All in all, the information you receive in the shape of LinkedIn updates gives you (extra) starting points for interacting with colleagues and other professionals – which is great if you’re NOT running into them twice a day. Your contacts on LinkedIn are not about instant results. They’re about staying in touch – and in the picture even though you, and they, are busy.
If you enjoyed this post, please share it. Or you may leave your thoughts about your (LinkedIn) connections in a comment below for me to read and reply to!
After my rather long 16-LinkedIn-tips post of last Friday I’d like to stick to just one detail of your LinkedIn profile in this post: your summary. If you’ve left it for later like I suggested, great. Today you can fill the gap.
Why do you need a summary on your LinkedIn profile?
In real life (IRL) you may meet someone, chat a bit, find you have common (business) interests and decide to exchange either business cards or anything ranging from email to phone number or Twitter handle. Just so you can follow up a pleasant and potentially beneficial contact.
On LinkedIn, your summary should give a first impression of you as a professional as you’re not present to introduce yourself.
Who are you as a professional?
If you’re having trouble deciding what to tell the world about what matters to you most, ask yourself what tasks or situations bring out the best in you. A few examples:
- Suppose you’re completely result-driven. There’s no better moment than when you get to present your solution to a nagging issue your colleagues or clients have been working around for ages.
- You’re a people person. Helping people out is what you get up for in the morning (or would, if you didn’t have a job that doesn’t suit your personal strengths). Or, nothing can beat having meaningful conversations that allow you to really connect with people – some call this ‘networking’ and treat it like a chore but for you, it’s the air you breathe.
- Or say you’re both. There’s no buzz like the one you get after you’ve helped resolve a really sticky problem that was ruining someone’s life. You can do this kind of thing in absolutely no time at all – you power up, get things done, and make your co-worker, client, or a complete stranger for that matter, immensely happy.
Describe who you are in a business setting. That’s you as a professional.
What do you put in your LinkedIn summary if you’re a student?

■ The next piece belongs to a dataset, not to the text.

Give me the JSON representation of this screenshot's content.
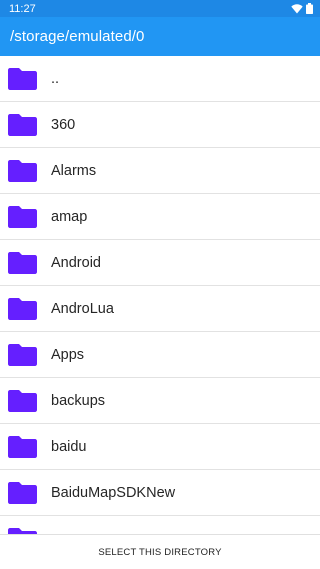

Exactly the same kind of information. Except your ‘business setting’ is the projects you’ve done, an internship, a part time job, tasks you performed as a volunteer. Anything anyone ever asked or required you to do for them. What activities or situations are the spice in your food?
How should I use key words in my LinkedIn summary?
You can add key words to appear in search results but they should look natural in the context of your summary. Do NOT just open a text book and select anything you think would attract potential employers or clients. Your summary is not about what you studied, but what you (intend to) do with the knowledge and skills you’ve gained as a result.
How long should my LinkedIn summary be?
Think of your LinkedIn summary as an “About the author” bit above or below a blog post, or a Twitter bio. It can be anything from 30 to about 100 words. If you go well beyond 100 you’re probably adding too much detail to your ‘first impression’ and chances are you’re repeating yourself. See what details you should rather use to describe individual projects, jobs or other activities. Or add a link to your “About” page if you have a blog, or to a short video.
In short, use your summary to introduce yourself as a professional. Stick to what you know to be true about yourself. This way it’s clear to everyone that “what they see is what they’ll get”. Wouldn’t it be great to get an interview based on who you are?
I hope you enjoyed this post and found it useful. If you did, please share it – I would really appreciate it! You may also leave your thoughts and questions about your LinkedIn summary in a comment – I promise I’ll reply to anything non-spammy 😉